One of the authors inspected the Exxon Valdez in the drydock in San Diego seven months after the grounding. The real eye opener was not the damage, as extensive as it was, but the welding. Just about everywhere in the damaged areas the stiffener webs had pulled cleanly out of the welds leaving the welds on the plating. The welds were tiny. They looked like continuous tack welds. When I asked the Exxon superintendent who was showing me around if the welds were legal, he angrily nodded yes. This sort of failure absorbs almost no energy and may be a reason the Valdez rode so far up on Bligh Reef.

In the bad old days, the standard filet welds in a large tanker cargo tank had a throat thickness of 6.4 mm (9 mm leg length). Now much of the filet welding in the tank area has a required throat thickness of 3.2 to 4.0 mm. And Class allows the yards a 10% negative margin. (This is explicitly written into the IACS "Quality" Standards.) So often the actual weld is less than 3 mm throat. To expect any penetration at all with such welds is crazy talk. Those are the welds we saw in San Diego. Miniscule. And stupid. The yards can easily lay down 5 mm plus throat welds with a single pass. When Hellespont asked DSME to increase all welds in the ULCC cargo tank area to 5.3 mm throat -- after signing the contract -- the price was $44,000; and it cost the yard far less.

Whatever argument -- probably nothing more than the down ratchet -- led to the current weld sizes, it should be abandoned. Welds corrode much more rapidly than the other steel. And as the Valdez showed, these tiny welds fall apart on impact.

A particularly important weld in double hulls is the lower hopper corner. First problem is that the weld is difficult to do because of the restricted space. The only reasonably sure way of laying down the root pass is manually (semi-automatic in yard parlance). This should be a requirement. Otherwise it is nearly certain that the root pass will not fill in the bottom of the notch. BP encountered this problem on a class of VLCC's built at Samsung in 1998/99. However, the biggest problem is that a great deal of stress is trying to turn a corner at this weld. We have no idea why we don't roll this corner as if it were the bilge radius. But if we are going to have a sharp corner and a natural stress concentrator, we must radius this weld very carefully.

Given a series of failures in hopper welds in double hull tankers operating in the North Sea, LR is finally starting to address this issue. LR performed a super detailed FEM of the hopper corner with a mesh size of T/12 where T is the thickness of the inner bottom. Unsurprisingly, the minimum radius of the weld is critical to the maximum stress in the corner. With a "Class standard" weld, the max stress was 660 N/mm2, almost three times yield. With a 15 mm radius weld, the max stress was 265 N/mm2. With a 30 mm minimum radius, the max stress was 210 N/mm2. It seems to us obvious that we should adopt a minimum weld radius of at least 30 mm for at least 300 mm on either side of each web. This is essentially a more careful version of the new LR weld profile 6.

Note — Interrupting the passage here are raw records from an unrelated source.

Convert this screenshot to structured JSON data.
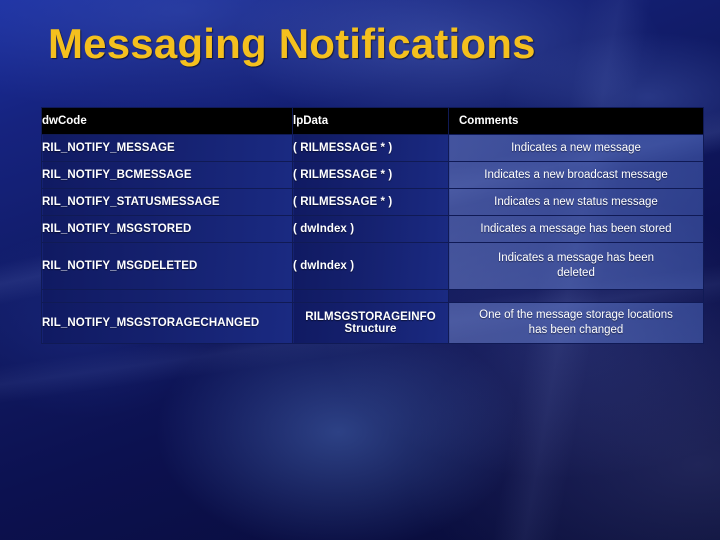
{
  "slide": {
    "title": "Messaging Notifications",
    "title_color": "#f4c01e",
    "background_color": "#0d1057"
  },
  "table": {
    "headers": {
      "col1": "dwCode",
      "col2": "lpData",
      "col3": "Comments"
    },
    "rows": [
      {
        "code": "RIL_NOTIFY_MESSAGE",
        "data": "( RILMESSAGE * )",
        "comment_line1": "Indicates a new message",
        "comment_line2": ""
      },
      {
        "code": "RIL_NOTIFY_BCMESSAGE",
        "data": "( RILMESSAGE * )",
        "comment_line1": "Indicates a new broadcast message",
        "comment_line2": ""
      },
      {
        "code": "RIL_NOTIFY_STATUSMESSAGE",
        "data": "( RILMESSAGE * )",
        "comment_line1": "Indicates a new status message",
        "comment_line2": ""
      },
      {
        "code": "RIL_NOTIFY_MSGSTORED",
        "data": "( dwIndex )",
        "comment_line1": "Indicates a message has been stored",
        "comment_line2": ""
      },
      {
        "code": "RIL_NOTIFY_MSGDELETED",
        "data": "( dwIndex )",
        "comment_line1": "Indicates a message has been",
        "comment_line2": "deleted"
      },
      {
        "code": "RIL_NOTIFY_MSGSTORAGECHANGED",
        "data_line1": "RILMSGSTORAGEINFO",
        "data_line2": "Structure",
        "comment_line1": "One of the message storage locations",
        "comment_line2": "has been changed"
      }
    ]
  }
}
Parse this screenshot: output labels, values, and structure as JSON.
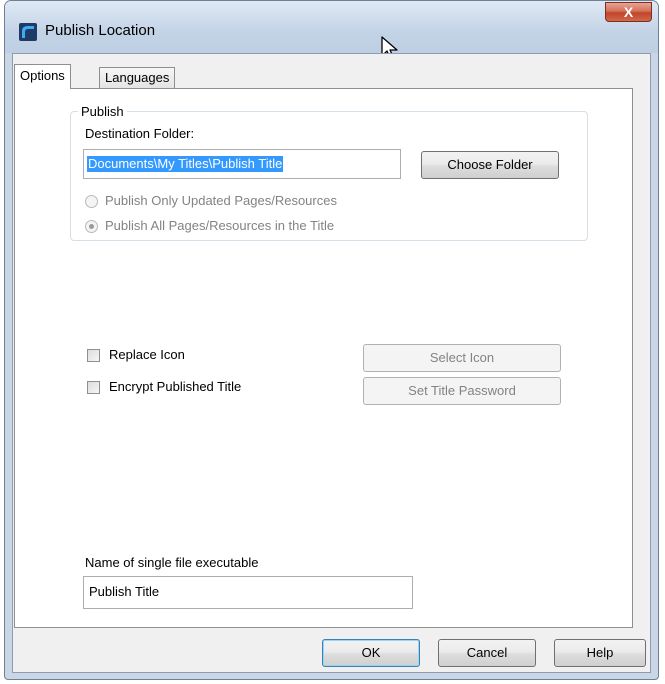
{
  "window": {
    "title": "Publish Location",
    "close_label": "X"
  },
  "tabs": [
    {
      "label": "Options",
      "active": true
    },
    {
      "label": "Languages",
      "active": false
    }
  ],
  "publish_group": {
    "legend": "Publish",
    "destination_label": "Destination Folder:",
    "destination_value": "Documents\\My Titles\\Publish Title",
    "choose_folder_label": "Choose Folder",
    "radio_updated_label": "Publish Only Updated Pages/Resources",
    "radio_all_label": "Publish All Pages/Resources in the Title",
    "selected_radio": "all"
  },
  "options": {
    "replace_icon_label": "Replace Icon",
    "replace_icon_checked": false,
    "select_icon_label": "Select Icon",
    "encrypt_label": "Encrypt Published Title",
    "encrypt_checked": false,
    "set_password_label": "Set Title Password"
  },
  "executable": {
    "label": "Name of single file executable",
    "value": "Publish Title"
  },
  "footer": {
    "ok_label": "OK",
    "cancel_label": "Cancel",
    "help_label": "Help"
  }
}
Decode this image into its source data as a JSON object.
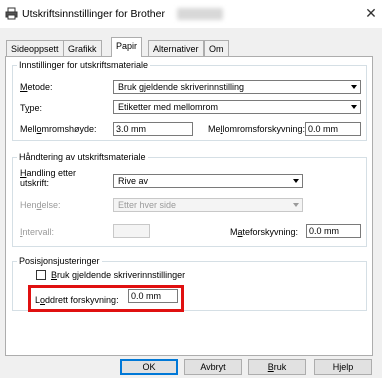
{
  "window": {
    "title": "Utskriftsinnstillinger for Brother"
  },
  "tabs": [
    "Sideoppsett",
    "Grafikk",
    "Papir",
    "Alternativer",
    "Om"
  ],
  "media_group": {
    "title": "Innstillinger for utskriftsmateriale",
    "method_label": "Metode:",
    "method_value": "Bruk gjeldende skriverinnstilling",
    "type_label": "Type:",
    "type_value": "Etiketter med mellomrom",
    "gap_height_label": "Mellomromshøyde:",
    "gap_height_value": "3.0 mm",
    "gap_offset_label": "Mellomromsforskyvning:",
    "gap_offset_value": "0.0 mm"
  },
  "handling_group": {
    "title": "Håndtering av utskriftsmateriale",
    "action_label_line1": "Handling etter",
    "action_label_line2": "utskrift:",
    "action_value": "Rive av",
    "event_label": "Hendelse:",
    "event_value": "Etter hver side",
    "interval_label": "Intervall:",
    "feed_offset_label": "Mateforskyvning:",
    "feed_offset_value": "0.0 mm"
  },
  "position_group": {
    "title": "Posisjonsjusteringer",
    "use_printer_setting_label": "Bruk gjeldende skriverinnstillinger",
    "use_printer_setting_checked": false,
    "vertical_offset_label": "Loddrett forskyvning:",
    "vertical_offset_value": "0.0 mm"
  },
  "buttons": {
    "ok": "OK",
    "cancel": "Avbryt",
    "apply": "Bruk",
    "help": "Hjelp"
  },
  "colors": {
    "highlight": "#e01010",
    "focus": "#0078d7"
  }
}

Another area where the rules have fallen apart is heat treatment. The most egregious case we know of is the yard's refusing our LR surveyor's request to stress relieve the critical welds between the upper rudder casting and pintel casting to the 82 mm thick plate that connects them on our ULCC. This request was refused despite a haphazard welding sequence which thermally cycled the steel several times.

The yard was just following standard practice these days. In defiance of good engineering practice for non-critical areas, stress relief is not explicitly required under either ABS or LR rules. In this case, the LR surveyor strenuously and courageously objected. But when the yard pointed out that stress relief was no longer explicitly required in the rules, Lloyds Register failed to support its own surveyor. Not only are the days when the surveyor's word was law long since gone; the yard put Lloyds on notice that the surveyor's behavior was unacceptable and asked for his dismissal. In the yards' view, the surveyor has no right to require anything that is not explicitly in the rule. Sadly that is essentially the societies' position as well.

Hellespont had to pay extra for the heat treatment. The cost was trivial, $2,000. The yard was just making the point that a surveyor had no right to exercise his judgement. Obviously, if a yard doesn't have to heat treat this critical weld, there are almost no welds that it does. In the 1970's, Class required stress relief on all welds in excess of 40 mm thickness. The down ratchet has been working big time in this area. All welds involving castings and very thick plates should follow a carefully prescribed, conservative heat treatment.